Instructions for the task: Please print the records below exactly as they are written.

[Material provided]

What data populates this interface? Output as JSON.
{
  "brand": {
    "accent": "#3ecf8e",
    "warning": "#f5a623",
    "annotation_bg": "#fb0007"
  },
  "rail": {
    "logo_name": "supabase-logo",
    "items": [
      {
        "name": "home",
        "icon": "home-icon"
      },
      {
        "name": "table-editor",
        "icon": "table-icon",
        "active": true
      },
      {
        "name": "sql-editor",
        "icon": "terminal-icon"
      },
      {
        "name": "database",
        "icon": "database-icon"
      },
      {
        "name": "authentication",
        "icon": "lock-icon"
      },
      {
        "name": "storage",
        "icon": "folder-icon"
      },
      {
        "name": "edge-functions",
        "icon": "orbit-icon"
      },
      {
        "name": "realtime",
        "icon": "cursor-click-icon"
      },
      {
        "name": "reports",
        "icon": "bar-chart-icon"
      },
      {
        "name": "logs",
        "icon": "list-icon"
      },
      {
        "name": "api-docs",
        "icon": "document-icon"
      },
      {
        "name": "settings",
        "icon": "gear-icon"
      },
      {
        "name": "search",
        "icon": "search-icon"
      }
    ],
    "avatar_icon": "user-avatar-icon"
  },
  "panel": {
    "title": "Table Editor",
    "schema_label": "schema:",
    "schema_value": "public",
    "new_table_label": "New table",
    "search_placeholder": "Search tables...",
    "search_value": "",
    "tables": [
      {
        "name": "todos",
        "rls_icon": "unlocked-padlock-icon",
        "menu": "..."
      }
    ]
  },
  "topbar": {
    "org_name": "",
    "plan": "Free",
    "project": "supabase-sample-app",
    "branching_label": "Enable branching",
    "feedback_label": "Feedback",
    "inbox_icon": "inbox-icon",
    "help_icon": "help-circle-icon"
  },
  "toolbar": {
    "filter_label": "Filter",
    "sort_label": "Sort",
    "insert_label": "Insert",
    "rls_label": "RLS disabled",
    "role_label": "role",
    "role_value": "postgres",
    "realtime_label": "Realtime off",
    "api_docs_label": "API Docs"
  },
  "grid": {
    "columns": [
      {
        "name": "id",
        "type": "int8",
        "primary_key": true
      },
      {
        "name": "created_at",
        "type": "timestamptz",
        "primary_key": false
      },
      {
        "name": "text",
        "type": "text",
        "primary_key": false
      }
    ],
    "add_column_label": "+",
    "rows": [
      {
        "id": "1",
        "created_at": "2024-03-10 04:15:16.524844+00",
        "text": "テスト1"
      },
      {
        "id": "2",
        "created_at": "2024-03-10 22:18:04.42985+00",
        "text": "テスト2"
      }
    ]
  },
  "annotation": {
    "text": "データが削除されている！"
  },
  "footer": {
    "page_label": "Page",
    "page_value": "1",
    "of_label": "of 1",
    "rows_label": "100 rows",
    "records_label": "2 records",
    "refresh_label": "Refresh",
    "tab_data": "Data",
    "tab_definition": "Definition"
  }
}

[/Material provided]

Reply:
What data populates this interface? Output as JSON.
{
  "brand": {
    "accent": "#3ecf8e",
    "warning": "#f5a623",
    "annotation_bg": "#fb0007"
  },
  "rail": {
    "logo_name": "supabase-logo",
    "items": [
      {
        "name": "home",
        "icon": "home-icon"
      },
      {
        "name": "table-editor",
        "icon": "table-icon",
        "active": true
      },
      {
        "name": "sql-editor",
        "icon": "terminal-icon"
      },
      {
        "name": "database",
        "icon": "database-icon"
      },
      {
        "name": "authentication",
        "icon": "lock-icon"
      },
      {
        "name": "storage",
        "icon": "folder-icon"
      },
      {
        "name": "edge-functions",
        "icon": "orbit-icon"
      },
      {
        "name": "realtime",
        "icon": "cursor-click-icon"
      },
      {
        "name": "reports",
        "icon": "bar-chart-icon"
      },
      {
        "name": "logs",
        "icon": "list-icon"
      },
      {
        "name": "api-docs",
        "icon": "document-icon"
      },
      {
        "name": "settings",
        "icon": "gear-icon"
      },
      {
        "name": "search",
        "icon": "search-icon"
      }
    ],
    "avatar_icon": "user-avatar-icon"
  },
  "panel": {
    "title": "Table Editor",
    "schema_label": "schema:",
    "schema_value": "public",
    "new_table_label": "New table",
    "search_placeholder": "Search tables...",
    "search_value": "",
    "tables": [
      {
        "name": "todos",
        "rls_icon": "unlocked-padlock-icon",
        "menu": "..."
      }
    ]
  },
  "topbar": {
    "org_name": "",
    "plan": "Free",
    "project": "supabase-sample-app",
    "branching_label": "Enable branching",
    "feedback_label": "Feedback",
    "inbox_icon": "inbox-icon",
    "help_icon": "help-circle-icon"
  },
  "toolbar": {
    "filter_label": "Filter",
    "sort_label": "Sort",
    "insert_label": "Insert",
    "rls_label": "RLS disabled",
    "role_label": "role",
    "role_value": "postgres",
    "realtime_label": "Realtime off",
    "api_docs_label": "API Docs"
  },
  "grid": {
    "columns": [
      {
        "name": "id",
        "type": "int8",
        "primary_key": true
      },
      {
        "name": "created_at",
        "type": "timestamptz",
        "primary_key": false
      },
      {
        "name": "text",
        "type": "text",
        "primary_key": false
      }
    ],
    "add_column_label": "+",
    "rows": [
      {
        "id": "1",
        "created_at": "2024-03-10 04:15:16.524844+00",
        "text": "テスト1"
      },
      {
        "id": "2",
        "created_at": "2024-03-10 22:18:04.42985+00",
        "text": "テスト2"
      }
    ]
  },
  "annotation": {
    "text": "データが削除されている！"
  },
  "footer": {
    "page_label": "Page",
    "page_value": "1",
    "of_label": "of 1",
    "rows_label": "100 rows",
    "records_label": "2 records",
    "refresh_label": "Refresh",
    "tab_data": "Data",
    "tab_definition": "Definition"
  }
}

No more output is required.